Justice Reform

Safety for All

An equitable and effective justice system is one that keeps us all safe — not just by enforcing the law but also by helping those involved with the system to become contributing members of our communities. That means giving young people education and self-worth; reaching out to understand people’s behavioral health or substance use problems; and defending and helping the vulnerable.

With that in mind, our justice system continues to shift toward prevention, rehabilitation, training and increasing diversity and equity. 

New milestones.

In the past year, we completed our new Youth Transition Campus in Kearny Mesa. The campus is designed to be less like a correctional facility and more like a therapeutic, rehabilitative center to provide young people the help and resources they need to succeed. 

We opened One Safe Place, a new family justice center in San Marcos to support survivors of domestic violence, child abuse, elder abuse, human trafficking and violence. Our Public Defender’s Office started a legal defense program for immigrants undergoing removal proceedings in federal court — to defend clients, represent immigrants and those in financial need. The Probation Department hired its first female Chief Probation Officer, Tamika Nelson, to lead the department. Nelson brings experience in expanding behavioral health services and community-based support services, and she led a committee to reduce racial and ethnic disparities in San Joaquin County.

"We all have battle scars from our past… these (reentry) services are there to help you, and they really want you to succeed and not go back to being locked up."

Angela C./Reentry Program

Investing in the future.

Moving forward, our new budget will spend additional money on our Alternatives to Incarceration initiative. The plan provides services and care, including mental health and sobering services, rather than jail time, to people who don’t pose a public safety threat. 

The budget will also spend $6.2 million to help youth who have committed more serious offenses by giving them more intensive, longer-term behavioral health, rehabilitative and skill-building services.
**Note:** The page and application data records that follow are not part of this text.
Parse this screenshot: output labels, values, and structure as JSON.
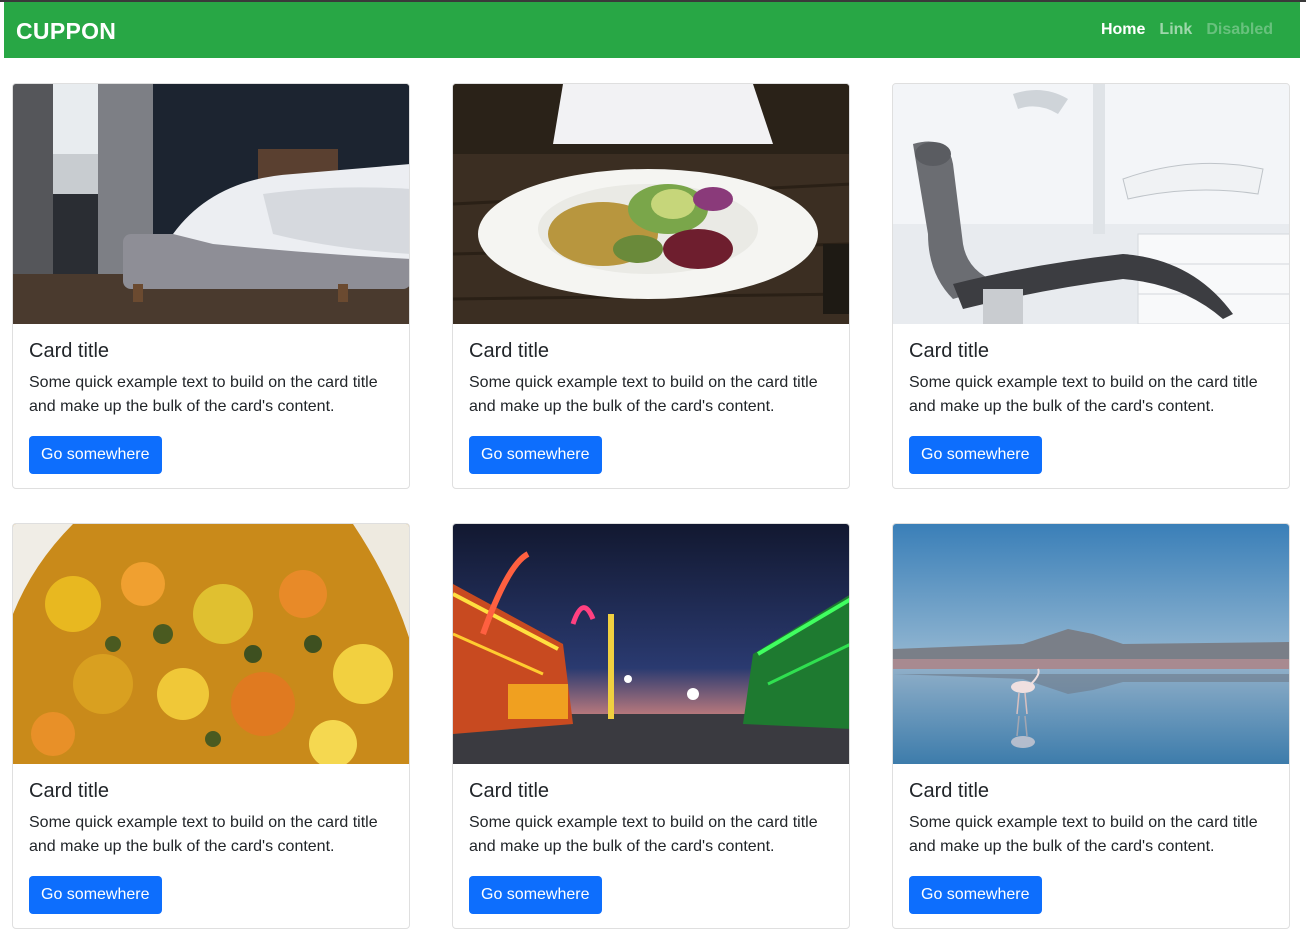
{
  "navbar": {
    "brand": "CUPPON",
    "links": [
      {
        "label": "Home",
        "state": "active"
      },
      {
        "label": "Link",
        "state": "normal"
      },
      {
        "label": "Disabled",
        "state": "disabled"
      }
    ],
    "background": "#28a745"
  },
  "cards": [
    {
      "title": "Card title",
      "text": "Some quick example text to build on the card title and make up the bulk of the card's content.",
      "button": "Go somewhere",
      "image": "bedroom-photo"
    },
    {
      "title": "Card title",
      "text": "Some quick example text to build on the card title and make up the bulk of the card's content.",
      "button": "Go somewhere",
      "image": "salad-bowl-photo"
    },
    {
      "title": "Card title",
      "text": "Some quick example text to build on the card title and make up the bulk of the card's content.",
      "button": "Go somewhere",
      "image": "dental-chair-photo"
    },
    {
      "title": "Card title",
      "text": "Some quick example text to build on the card title and make up the bulk of the card's content.",
      "button": "Go somewhere",
      "image": "vegetable-dish-photo"
    },
    {
      "title": "Card title",
      "text": "Some quick example text to build on the card title and make up the bulk of the card's content.",
      "button": "Go somewhere",
      "image": "carnival-night-photo"
    },
    {
      "title": "Card title",
      "text": "Some quick example text to build on the card title and make up the bulk of the card's content.",
      "button": "Go somewhere",
      "image": "flamingo-lake-photo"
    }
  ],
  "colors": {
    "button": "#0d6efd",
    "card_border": "#dfdfdf"
  }
}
And it will spend $140 million on additional health care services for our jails.


Weekly Average of Adults and Youth on Probation Supervision



Residents Served by Sheriff's Department



Inmate Bookings Processed



Mental Health Encounters
Conducted with Incarcerated People